Data under study =
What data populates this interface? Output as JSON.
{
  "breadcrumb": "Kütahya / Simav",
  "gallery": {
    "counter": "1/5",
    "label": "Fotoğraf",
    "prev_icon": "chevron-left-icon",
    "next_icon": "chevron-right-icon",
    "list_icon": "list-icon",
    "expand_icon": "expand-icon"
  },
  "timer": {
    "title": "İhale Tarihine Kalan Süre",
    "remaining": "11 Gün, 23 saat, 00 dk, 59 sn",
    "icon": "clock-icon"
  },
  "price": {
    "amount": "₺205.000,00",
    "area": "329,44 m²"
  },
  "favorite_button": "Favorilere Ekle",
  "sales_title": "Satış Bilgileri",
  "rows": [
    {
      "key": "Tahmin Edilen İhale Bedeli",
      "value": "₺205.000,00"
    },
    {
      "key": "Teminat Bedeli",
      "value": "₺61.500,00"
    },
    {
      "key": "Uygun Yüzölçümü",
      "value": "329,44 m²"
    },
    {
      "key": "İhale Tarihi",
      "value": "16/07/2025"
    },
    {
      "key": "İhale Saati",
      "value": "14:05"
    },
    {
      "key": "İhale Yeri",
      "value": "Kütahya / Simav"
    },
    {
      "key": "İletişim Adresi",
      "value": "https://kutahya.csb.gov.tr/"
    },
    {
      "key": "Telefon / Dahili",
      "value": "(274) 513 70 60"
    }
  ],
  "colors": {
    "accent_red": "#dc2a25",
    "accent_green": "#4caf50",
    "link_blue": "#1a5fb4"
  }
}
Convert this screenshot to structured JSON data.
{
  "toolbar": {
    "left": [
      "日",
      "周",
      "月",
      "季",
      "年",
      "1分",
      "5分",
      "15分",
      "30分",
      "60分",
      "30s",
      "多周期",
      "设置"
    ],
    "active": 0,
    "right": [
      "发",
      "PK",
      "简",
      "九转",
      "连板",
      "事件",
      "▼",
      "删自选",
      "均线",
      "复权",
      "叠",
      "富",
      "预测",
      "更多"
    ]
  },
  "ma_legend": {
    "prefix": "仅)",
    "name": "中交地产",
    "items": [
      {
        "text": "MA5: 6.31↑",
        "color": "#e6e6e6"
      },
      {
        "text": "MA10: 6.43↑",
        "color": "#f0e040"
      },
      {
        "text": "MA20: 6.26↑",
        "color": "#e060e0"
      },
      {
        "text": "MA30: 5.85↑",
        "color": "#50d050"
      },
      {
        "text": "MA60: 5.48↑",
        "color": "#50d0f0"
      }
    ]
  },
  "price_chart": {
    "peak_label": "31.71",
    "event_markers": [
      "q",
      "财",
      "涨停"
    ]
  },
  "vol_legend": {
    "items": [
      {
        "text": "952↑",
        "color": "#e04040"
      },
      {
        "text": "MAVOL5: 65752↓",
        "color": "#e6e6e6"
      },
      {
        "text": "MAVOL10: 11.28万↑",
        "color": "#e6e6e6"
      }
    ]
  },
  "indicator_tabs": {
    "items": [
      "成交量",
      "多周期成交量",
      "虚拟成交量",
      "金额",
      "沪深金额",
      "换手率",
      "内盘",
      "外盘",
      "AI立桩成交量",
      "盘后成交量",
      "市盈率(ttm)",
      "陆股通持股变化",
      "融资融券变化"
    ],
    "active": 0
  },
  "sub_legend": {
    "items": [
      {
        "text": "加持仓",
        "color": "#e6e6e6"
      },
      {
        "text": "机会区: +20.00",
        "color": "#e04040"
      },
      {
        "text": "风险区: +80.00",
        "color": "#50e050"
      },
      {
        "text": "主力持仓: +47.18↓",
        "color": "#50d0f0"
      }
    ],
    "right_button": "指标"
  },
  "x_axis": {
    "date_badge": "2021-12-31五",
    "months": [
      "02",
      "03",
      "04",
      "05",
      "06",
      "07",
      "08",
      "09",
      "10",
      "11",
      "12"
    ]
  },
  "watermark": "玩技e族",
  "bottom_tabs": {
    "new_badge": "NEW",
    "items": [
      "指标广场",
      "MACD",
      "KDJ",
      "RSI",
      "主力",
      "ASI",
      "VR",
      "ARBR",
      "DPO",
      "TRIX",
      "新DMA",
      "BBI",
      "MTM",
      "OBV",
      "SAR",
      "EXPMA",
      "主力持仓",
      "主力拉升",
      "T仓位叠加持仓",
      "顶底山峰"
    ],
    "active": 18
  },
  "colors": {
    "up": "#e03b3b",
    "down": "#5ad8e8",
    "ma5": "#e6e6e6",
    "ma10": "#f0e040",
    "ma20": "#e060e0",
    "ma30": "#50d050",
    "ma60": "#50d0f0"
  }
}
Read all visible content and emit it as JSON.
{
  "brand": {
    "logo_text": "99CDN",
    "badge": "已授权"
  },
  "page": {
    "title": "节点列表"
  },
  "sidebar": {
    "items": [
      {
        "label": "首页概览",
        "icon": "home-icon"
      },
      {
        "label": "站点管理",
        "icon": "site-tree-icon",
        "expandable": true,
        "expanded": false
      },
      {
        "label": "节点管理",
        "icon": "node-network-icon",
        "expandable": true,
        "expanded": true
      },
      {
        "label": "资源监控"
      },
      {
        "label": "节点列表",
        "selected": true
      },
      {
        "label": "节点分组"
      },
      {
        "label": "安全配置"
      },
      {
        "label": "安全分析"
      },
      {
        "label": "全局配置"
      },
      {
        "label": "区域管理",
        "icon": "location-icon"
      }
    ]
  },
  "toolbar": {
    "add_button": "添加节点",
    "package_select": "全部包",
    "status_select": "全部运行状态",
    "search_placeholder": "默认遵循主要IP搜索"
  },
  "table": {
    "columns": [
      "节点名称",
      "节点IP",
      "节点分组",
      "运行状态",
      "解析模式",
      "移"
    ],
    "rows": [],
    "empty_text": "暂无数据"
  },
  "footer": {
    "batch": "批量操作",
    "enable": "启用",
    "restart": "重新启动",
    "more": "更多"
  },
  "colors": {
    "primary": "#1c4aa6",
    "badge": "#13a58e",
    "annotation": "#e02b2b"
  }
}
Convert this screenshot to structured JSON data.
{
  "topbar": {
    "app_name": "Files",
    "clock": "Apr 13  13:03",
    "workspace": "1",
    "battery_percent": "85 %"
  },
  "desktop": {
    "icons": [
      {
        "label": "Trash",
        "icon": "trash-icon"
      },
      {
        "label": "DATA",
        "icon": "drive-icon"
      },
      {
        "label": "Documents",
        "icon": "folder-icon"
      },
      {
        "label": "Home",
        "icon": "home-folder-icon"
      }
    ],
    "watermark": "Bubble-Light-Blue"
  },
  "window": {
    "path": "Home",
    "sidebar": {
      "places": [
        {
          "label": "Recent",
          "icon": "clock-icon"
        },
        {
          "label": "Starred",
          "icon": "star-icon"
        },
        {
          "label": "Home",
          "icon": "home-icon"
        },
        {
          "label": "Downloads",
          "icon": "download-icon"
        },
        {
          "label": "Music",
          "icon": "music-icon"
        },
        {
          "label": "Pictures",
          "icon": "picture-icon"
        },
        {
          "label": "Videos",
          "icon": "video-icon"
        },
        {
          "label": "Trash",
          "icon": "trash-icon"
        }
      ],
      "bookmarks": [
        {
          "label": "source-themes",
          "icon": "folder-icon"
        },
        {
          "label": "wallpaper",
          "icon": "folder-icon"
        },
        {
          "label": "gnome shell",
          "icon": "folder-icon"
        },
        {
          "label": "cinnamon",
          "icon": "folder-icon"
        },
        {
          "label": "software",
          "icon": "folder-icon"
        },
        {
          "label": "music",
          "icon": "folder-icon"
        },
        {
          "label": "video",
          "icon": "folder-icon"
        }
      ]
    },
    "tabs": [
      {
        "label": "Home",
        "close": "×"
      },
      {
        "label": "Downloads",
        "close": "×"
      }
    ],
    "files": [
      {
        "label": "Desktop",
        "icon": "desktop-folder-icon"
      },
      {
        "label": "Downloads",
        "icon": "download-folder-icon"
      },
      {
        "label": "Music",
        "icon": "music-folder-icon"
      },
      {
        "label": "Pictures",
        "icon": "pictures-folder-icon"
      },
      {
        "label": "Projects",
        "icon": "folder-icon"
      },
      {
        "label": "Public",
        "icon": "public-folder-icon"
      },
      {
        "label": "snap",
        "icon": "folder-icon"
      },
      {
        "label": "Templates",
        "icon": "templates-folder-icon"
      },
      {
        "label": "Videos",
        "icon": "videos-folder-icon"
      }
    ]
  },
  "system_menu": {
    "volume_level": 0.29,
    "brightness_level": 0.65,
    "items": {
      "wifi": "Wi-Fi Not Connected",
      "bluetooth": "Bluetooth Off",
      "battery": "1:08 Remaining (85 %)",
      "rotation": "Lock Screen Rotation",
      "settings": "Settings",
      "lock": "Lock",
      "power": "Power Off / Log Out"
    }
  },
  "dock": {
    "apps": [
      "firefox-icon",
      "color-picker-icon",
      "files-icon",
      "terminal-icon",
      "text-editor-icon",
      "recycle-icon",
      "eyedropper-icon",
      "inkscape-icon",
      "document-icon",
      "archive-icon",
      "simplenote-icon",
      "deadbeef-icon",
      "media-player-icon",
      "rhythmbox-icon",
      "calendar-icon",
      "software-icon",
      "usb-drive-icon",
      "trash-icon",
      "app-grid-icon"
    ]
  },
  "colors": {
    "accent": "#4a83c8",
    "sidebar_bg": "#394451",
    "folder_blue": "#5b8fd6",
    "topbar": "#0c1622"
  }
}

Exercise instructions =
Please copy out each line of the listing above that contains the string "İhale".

Output for this task =
    "title": "İhale Tarihine Kalan Süre",
      "key": "Tahmin Edilen İhale Bedeli",
      "key": "İhale Tarihi",
      "key": "İhale Saati",
      "key": "İhale Yeri",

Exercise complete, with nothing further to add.